What the task requires:
In the entries below, the line with "Read all visible content and emit it as JSON." marks the start. Return it and every following line exactly, ending with the last.

--

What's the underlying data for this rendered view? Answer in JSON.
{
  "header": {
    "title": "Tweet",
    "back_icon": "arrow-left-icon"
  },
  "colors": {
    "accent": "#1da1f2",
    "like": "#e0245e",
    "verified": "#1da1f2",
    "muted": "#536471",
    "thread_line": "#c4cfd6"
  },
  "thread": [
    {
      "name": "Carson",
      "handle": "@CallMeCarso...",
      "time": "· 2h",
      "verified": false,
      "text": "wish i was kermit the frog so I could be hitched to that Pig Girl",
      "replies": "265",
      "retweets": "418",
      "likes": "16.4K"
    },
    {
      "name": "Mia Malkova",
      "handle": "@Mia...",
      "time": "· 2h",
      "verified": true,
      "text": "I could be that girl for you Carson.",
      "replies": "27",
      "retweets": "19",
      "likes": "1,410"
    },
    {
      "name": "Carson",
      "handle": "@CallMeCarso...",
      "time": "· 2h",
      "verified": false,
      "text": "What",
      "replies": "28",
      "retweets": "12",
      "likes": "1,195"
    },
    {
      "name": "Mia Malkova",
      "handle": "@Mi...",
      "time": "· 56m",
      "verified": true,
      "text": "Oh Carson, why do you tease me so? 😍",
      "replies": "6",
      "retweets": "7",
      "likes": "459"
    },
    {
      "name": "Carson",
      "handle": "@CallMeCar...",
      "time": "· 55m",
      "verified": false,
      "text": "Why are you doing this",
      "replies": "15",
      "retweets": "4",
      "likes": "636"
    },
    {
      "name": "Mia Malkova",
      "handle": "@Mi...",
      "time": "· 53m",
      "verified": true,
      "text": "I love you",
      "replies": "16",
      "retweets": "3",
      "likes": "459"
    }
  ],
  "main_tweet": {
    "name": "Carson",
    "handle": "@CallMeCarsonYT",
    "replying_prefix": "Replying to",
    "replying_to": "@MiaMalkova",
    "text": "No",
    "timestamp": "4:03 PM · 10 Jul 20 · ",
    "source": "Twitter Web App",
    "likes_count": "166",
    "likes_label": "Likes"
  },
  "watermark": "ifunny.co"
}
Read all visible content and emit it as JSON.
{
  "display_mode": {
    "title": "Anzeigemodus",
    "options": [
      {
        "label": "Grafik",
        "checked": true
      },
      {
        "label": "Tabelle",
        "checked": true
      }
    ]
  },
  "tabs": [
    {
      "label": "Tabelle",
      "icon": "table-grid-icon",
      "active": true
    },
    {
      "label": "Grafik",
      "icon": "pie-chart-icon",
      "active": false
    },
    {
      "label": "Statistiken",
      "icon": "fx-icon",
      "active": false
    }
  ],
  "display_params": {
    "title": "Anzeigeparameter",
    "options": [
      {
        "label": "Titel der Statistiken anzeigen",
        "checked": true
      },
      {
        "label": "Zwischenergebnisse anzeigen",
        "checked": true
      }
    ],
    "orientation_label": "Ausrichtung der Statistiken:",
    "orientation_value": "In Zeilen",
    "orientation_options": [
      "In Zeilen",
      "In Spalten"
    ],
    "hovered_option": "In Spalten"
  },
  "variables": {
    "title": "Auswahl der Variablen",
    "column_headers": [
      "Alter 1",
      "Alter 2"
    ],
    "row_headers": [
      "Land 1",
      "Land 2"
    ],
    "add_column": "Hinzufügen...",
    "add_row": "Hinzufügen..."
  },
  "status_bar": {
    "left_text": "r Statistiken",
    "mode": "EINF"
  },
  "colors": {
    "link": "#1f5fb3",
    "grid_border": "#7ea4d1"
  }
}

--

Output below:
Read all visible content and emit it as JSON.
{
  "display_mode": {
    "title": "Anzeigemodus",
    "options": [
      {
        "label": "Grafik",
        "checked": true
      },
      {
        "label": "Tabelle",
        "checked": true
      }
    ]
  },
  "tabs": [
    {
      "label": "Tabelle",
      "icon": "table-grid-icon",
      "active": true
    },
    {
      "label": "Grafik",
      "icon": "pie-chart-icon",
      "active": false
    },
    {
      "label": "Statistiken",
      "icon": "fx-icon",
      "active": false
    }
  ],
  "display_params": {
    "title": "Anzeigeparameter",
    "options": [
      {
        "label": "Titel der Statistiken anzeigen",
        "checked": true
      },
      {
        "label": "Zwischenergebnisse anzeigen",
        "checked": true
      }
    ],
    "orientation_label": "Ausrichtung der Statistiken:",
    "orientation_value": "In Zeilen",
    "orientation_options": [
      "In Zeilen",
      "In Spalten"
    ],
    "hovered_option": "In Spalten"
  },
  "variables": {
    "title": "Auswahl der Variablen",
    "column_headers": [
      "Alter 1",
      "Alter 2"
    ],
    "row_headers": [
      "Land 1",
      "Land 2"
    ],
    "add_column": "Hinzufügen...",
    "add_row": "Hinzufügen..."
  },
  "status_bar": {
    "left_text": "r Statistiken",
    "mode": "EINF"
  },
  "colors": {
    "link": "#1f5fb3",
    "grid_border": "#7ea4d1"
  }
}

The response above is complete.